● Work instruction: Which lines of the records below contain the word "this"? Report each of them in full.
::::
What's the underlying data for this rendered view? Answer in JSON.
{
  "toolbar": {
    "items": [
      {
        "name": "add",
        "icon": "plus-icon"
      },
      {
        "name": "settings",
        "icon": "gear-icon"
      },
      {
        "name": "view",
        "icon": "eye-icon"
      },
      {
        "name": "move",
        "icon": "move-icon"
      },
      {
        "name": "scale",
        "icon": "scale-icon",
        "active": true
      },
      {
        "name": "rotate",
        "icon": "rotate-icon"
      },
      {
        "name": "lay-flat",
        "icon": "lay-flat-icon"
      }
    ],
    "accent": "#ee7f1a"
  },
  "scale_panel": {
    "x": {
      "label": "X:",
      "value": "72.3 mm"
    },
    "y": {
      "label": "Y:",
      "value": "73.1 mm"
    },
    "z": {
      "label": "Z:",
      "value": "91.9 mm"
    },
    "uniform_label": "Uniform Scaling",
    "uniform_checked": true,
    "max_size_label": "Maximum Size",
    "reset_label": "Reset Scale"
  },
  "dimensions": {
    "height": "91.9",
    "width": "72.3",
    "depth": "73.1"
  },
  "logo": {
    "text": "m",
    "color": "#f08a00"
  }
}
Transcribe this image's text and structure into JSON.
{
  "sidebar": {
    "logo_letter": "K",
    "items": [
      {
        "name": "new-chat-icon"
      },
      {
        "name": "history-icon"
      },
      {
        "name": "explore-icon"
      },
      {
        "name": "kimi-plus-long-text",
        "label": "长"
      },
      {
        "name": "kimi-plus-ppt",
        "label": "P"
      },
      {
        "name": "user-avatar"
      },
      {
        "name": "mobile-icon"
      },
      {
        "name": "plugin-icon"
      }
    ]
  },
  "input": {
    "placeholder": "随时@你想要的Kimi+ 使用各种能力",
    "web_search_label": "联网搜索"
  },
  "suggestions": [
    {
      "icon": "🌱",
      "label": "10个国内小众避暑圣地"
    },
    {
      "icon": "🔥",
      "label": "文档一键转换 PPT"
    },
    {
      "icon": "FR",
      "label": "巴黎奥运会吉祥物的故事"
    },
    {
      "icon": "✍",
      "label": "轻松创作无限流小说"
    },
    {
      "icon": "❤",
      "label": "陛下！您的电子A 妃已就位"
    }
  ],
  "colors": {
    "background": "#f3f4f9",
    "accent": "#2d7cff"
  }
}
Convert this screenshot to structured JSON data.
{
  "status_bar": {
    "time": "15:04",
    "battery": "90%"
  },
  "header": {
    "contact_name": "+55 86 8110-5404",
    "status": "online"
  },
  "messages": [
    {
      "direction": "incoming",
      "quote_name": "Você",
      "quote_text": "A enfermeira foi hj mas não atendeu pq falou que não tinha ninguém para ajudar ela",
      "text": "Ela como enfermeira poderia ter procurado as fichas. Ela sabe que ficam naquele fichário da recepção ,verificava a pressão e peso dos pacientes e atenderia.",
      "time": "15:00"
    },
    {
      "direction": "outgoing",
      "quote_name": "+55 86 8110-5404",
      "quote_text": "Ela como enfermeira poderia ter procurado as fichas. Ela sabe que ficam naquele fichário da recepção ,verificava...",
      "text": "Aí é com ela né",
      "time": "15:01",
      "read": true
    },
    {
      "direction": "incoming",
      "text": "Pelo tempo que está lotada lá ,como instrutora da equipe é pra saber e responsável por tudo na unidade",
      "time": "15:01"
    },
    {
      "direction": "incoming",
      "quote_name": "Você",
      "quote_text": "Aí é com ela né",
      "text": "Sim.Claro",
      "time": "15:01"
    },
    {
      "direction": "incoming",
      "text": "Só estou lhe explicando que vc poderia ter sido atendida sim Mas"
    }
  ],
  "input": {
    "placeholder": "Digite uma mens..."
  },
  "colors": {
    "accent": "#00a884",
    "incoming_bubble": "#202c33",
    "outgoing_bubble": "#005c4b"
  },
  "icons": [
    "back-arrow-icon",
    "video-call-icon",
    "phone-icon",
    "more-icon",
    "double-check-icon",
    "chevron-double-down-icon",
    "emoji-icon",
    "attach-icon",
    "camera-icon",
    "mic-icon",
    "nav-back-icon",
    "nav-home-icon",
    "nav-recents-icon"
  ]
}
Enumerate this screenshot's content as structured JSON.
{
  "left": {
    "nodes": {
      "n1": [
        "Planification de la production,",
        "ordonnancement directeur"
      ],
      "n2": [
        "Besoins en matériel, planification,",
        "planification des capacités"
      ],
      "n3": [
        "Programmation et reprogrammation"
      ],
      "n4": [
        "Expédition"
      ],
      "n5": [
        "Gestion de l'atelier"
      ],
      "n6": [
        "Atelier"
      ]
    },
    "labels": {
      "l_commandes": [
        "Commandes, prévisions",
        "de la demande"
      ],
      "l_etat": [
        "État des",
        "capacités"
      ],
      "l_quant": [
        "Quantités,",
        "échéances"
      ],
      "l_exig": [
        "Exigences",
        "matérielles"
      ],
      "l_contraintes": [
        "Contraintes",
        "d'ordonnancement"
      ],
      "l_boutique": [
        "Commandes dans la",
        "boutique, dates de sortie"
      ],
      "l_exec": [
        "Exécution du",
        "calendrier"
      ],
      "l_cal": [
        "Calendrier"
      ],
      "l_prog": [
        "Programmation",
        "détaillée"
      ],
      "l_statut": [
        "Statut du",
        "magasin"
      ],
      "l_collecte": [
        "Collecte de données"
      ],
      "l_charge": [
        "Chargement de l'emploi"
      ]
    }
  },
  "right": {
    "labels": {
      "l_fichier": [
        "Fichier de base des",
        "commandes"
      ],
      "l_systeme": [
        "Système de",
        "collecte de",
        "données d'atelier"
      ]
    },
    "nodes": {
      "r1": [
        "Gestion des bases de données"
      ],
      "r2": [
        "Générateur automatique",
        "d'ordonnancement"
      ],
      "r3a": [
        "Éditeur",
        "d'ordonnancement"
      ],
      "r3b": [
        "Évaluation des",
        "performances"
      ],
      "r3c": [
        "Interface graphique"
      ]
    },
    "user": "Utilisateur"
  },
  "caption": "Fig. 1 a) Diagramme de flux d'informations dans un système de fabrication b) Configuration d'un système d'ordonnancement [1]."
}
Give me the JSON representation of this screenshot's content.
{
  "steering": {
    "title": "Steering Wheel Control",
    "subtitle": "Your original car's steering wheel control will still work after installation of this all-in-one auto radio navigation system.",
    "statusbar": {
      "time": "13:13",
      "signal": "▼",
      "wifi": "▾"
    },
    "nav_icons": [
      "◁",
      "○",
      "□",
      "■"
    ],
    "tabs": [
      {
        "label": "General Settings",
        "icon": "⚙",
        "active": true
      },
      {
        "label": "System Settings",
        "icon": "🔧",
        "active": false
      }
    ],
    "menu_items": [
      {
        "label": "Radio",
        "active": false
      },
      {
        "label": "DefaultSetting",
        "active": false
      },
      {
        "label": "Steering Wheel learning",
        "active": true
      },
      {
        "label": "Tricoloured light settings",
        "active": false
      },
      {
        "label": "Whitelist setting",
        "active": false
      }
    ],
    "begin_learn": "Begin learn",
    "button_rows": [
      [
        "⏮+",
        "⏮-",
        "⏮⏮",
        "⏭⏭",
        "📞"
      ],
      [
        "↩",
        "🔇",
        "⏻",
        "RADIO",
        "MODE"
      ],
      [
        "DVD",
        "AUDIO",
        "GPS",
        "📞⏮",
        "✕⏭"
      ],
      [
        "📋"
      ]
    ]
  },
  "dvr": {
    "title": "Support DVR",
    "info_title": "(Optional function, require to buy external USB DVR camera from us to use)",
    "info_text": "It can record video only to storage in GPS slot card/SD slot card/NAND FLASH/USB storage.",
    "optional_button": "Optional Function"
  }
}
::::
● Written response:
What's the underlying data for this rendered view? Answer in JSON.
Transcribe this image's text and structure into JSON.
Convert this screenshot to structured JSON data.
Enumerate this screenshot's content as structured JSON.
Give me the JSON representation of this screenshot's content.
    "subtitle": "Your original car's steering wheel control will still work after installation of this all-in-one auto radio navigation system.",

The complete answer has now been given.